* [REQUIREMENT] Wherever "phone" appears in a line of the listing, report that line.
※ ※ ※
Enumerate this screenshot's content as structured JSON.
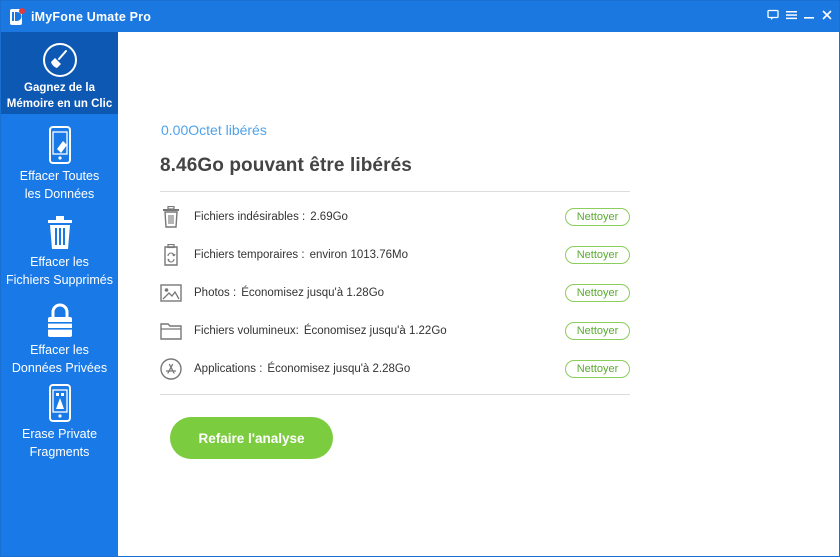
{
  "titlebar": {
    "title": "iMyFone Umate Pro"
  },
  "sidebar": {
    "items": [
      {
        "label": "Gagnez de la\nMémoire en un Clic",
        "icon": "broom-icon",
        "active": true
      },
      {
        "label": "Effacer Toutes\nles Données",
        "icon": "phone-erase-icon",
        "active": false
      },
      {
        "label": "Effacer les\nFichiers Supprimés",
        "icon": "trash-icon",
        "active": false
      },
      {
        "label": "Effacer les\nDonnées Privées",
        "icon": "lock-icon",
        "active": false
      },
      {
        "label": "Erase Private\nFragments",
        "icon": "phone-fragments-icon",
        "active": false
      }
    ]
  },
  "main": {
    "freed": "0.00Octet libérés",
    "headline": "8.46Go pouvant être libérés",
    "rows": [
      {
        "label": "Fichiers indésirables :",
        "value": "2.69Go",
        "button": "Nettoyer",
        "icon": "trash-can-icon"
      },
      {
        "label": "Fichiers temporaires :",
        "value": "environ 1013.76Mo",
        "button": "Nettoyer",
        "icon": "temp-file-icon"
      },
      {
        "label": "Photos :",
        "value": "Économisez jusqu'à 1.28Go",
        "button": "Nettoyer",
        "icon": "photo-icon"
      },
      {
        "label": "Fichiers volumineux:",
        "value": "Économisez jusqu'à 1.22Go",
        "button": "Nettoyer",
        "icon": "folder-icon"
      },
      {
        "label": "Applications :",
        "value": "Économisez jusqu'à 2.28Go",
        "button": "Nettoyer",
        "icon": "app-store-icon"
      }
    ],
    "rescan": "Refaire l'analyse"
  },
  "colors": {
    "titlebar": "#1a78e0",
    "sidebar": "#1979e6",
    "sidebar_active": "#0d58b3",
    "accent_green": "#7ccc3f",
    "freed_text": "#4fa3ea"
  }
}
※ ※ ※
* [ANSWER SECTION]
        "icon": "phone-erase-icon",
        "icon": "phone-fragments-icon",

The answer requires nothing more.